Friday's slide, the biggest one-day drop since April 2020, reflected fears that travel bans would hammer demand. The plunge was exacerbated by low liquidity due to a U.S. holiday and the expected demand hit does not justify such a fall, analysts said.
"The fear factor had its grip on financial markets on Friday," said Norbert Ruecker of Swiss bank Julius Baer. "Fundamentally, the announced and enacted international air travel constraints cannot explain such a sharp slump."
A semblance of calm also returned to the financial markets on Monday as investors waited for more details of the variant. European shares rebounded, while safe haven bonds lost ground.
"I can't help but feel that Friday's lows were probably the bargain of the year if you were an oil buyer, speculative or physical," said Jeffrey Halley of brokerage OANDA.
Omicron has created a new challenge for OPEC+, which meets on Dec. 2 to discuss whether to proceed with a scheduled oil-output hike for January. OPEC+ has postponed technical meetings this week to gain time to assess its impact.
Saudi Energy Minister Prince Abdulaziz bin Salman al-Saud said on Monday he was not worried about Omicron, Asharq Business reported, while his Russian counterpart said he sees no need for urgent action on the market.

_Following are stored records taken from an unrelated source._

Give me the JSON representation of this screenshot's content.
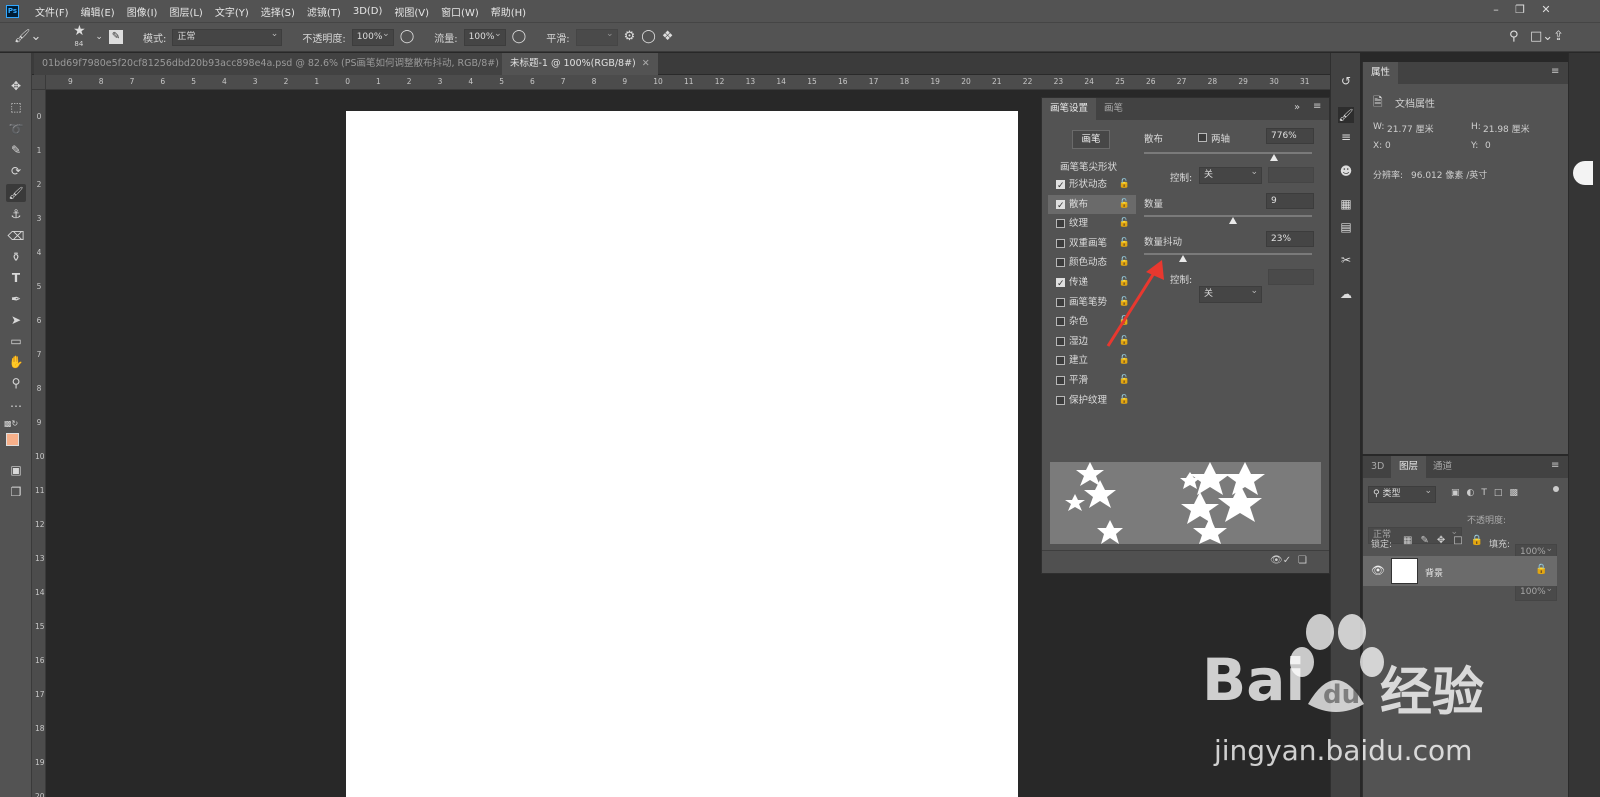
{
  "app": {
    "logo": "Ps"
  },
  "menu": [
    "文件(F)",
    "编辑(E)",
    "图像(I)",
    "图层(L)",
    "文字(Y)",
    "选择(S)",
    "滤镜(T)",
    "3D(D)",
    "视图(V)",
    "窗口(W)",
    "帮助(H)"
  ],
  "options": {
    "brush_size": "84",
    "mode_label": "模式:",
    "mode_value": "正常",
    "opacity_label": "不透明度:",
    "opacity_value": "100%",
    "flow_label": "流量:",
    "flow_value": "100%",
    "smooth_label": "平滑:"
  },
  "tabs": [
    {
      "label": "01bd69f7980e5f20cf81256dbd20b93acc898e4a.psd @ 82.6% (PS画笔如何调整散布抖动, RGB/8#) *",
      "active": false
    },
    {
      "label": "未标题-1 @ 100%(RGB/8#)",
      "active": true
    }
  ],
  "ruler": {
    "h": [
      "9",
      "8",
      "7",
      "6",
      "5",
      "4",
      "3",
      "2",
      "1",
      "0",
      "1",
      "2",
      "3",
      "4",
      "5",
      "6",
      "7",
      "8",
      "9",
      "10",
      "11",
      "12",
      "13",
      "14",
      "15",
      "16",
      "17",
      "18",
      "19",
      "20",
      "21",
      "22",
      "23",
      "24",
      "25",
      "26",
      "27",
      "28",
      "29",
      "30",
      "31"
    ],
    "v": [
      "0",
      "1",
      "2",
      "3",
      "4",
      "5",
      "6",
      "7",
      "8",
      "9",
      "10",
      "11",
      "12",
      "13",
      "14",
      "15",
      "16",
      "17",
      "18",
      "19",
      "20"
    ]
  },
  "brush_panel": {
    "tabs": [
      "画笔设置",
      "画笔"
    ],
    "brush_button": "画笔",
    "tip_shape": "画笔笔尖形状",
    "items": [
      {
        "label": "形状动态",
        "checked": true,
        "selected": false
      },
      {
        "label": "散布",
        "checked": true,
        "selected": true
      },
      {
        "label": "纹理",
        "checked": false,
        "selected": false
      },
      {
        "label": "双重画笔",
        "checked": false,
        "selected": false
      },
      {
        "label": "颜色动态",
        "checked": false,
        "selected": false
      },
      {
        "label": "传递",
        "checked": true,
        "selected": false
      },
      {
        "label": "画笔笔势",
        "checked": false,
        "selected": false
      },
      {
        "label": "杂色",
        "checked": false,
        "selected": false
      },
      {
        "label": "湿边",
        "checked": false,
        "selected": false
      },
      {
        "label": "建立",
        "checked": false,
        "selected": false
      },
      {
        "label": "平滑",
        "checked": false,
        "selected": false
      },
      {
        "label": "保护纹理",
        "checked": false,
        "selected": false
      }
    ],
    "scatter_label": "散布",
    "both_axes_label": "两轴",
    "scatter_value": "776%",
    "control_label": "控制:",
    "control_value": "关",
    "count_label": "数量",
    "count_value": "9",
    "count_jitter_label": "数量抖动",
    "count_jitter_value": "23%",
    "control2_label": "控制:",
    "control2_value": "关"
  },
  "properties": {
    "title": "属性",
    "doc_props": "文档属性",
    "w_label": "W:",
    "w_value": "21.77 厘米",
    "h_label": "H:",
    "h_value": "21.98 厘米",
    "x_label": "X:",
    "x_value": "0",
    "y_label": "Y:",
    "y_value": "0",
    "resolution_label": "分辨率:",
    "resolution_value": "96.012 像素 /英寸"
  },
  "layers": {
    "tabs": [
      "3D",
      "图层",
      "通道"
    ],
    "search_placeholder": "类型",
    "blend_mode": "正常",
    "opacity_label": "不透明度:",
    "opacity_value": "100%",
    "lock_label": "锁定:",
    "fill_label": "填充:",
    "fill_value": "100%",
    "layer_name": "背景"
  },
  "watermark": {
    "brand": "Bai",
    "du": "du",
    "cn": "经验",
    "url": "jingyan.baidu.com"
  },
  "colors": {
    "accent": "#31a8ff",
    "foreground_swatch": "#f7b08a",
    "arrow": "#e8382f"
  }
}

Also on the oil market's radar this week, talks on reviving the 2015 Iran nuclear accord, that could add to global supply if a deal is reached, are resuming on Monday.
(Additional reporting by Yuka Obayashi; editing by Edmund Blair and Jason Neely)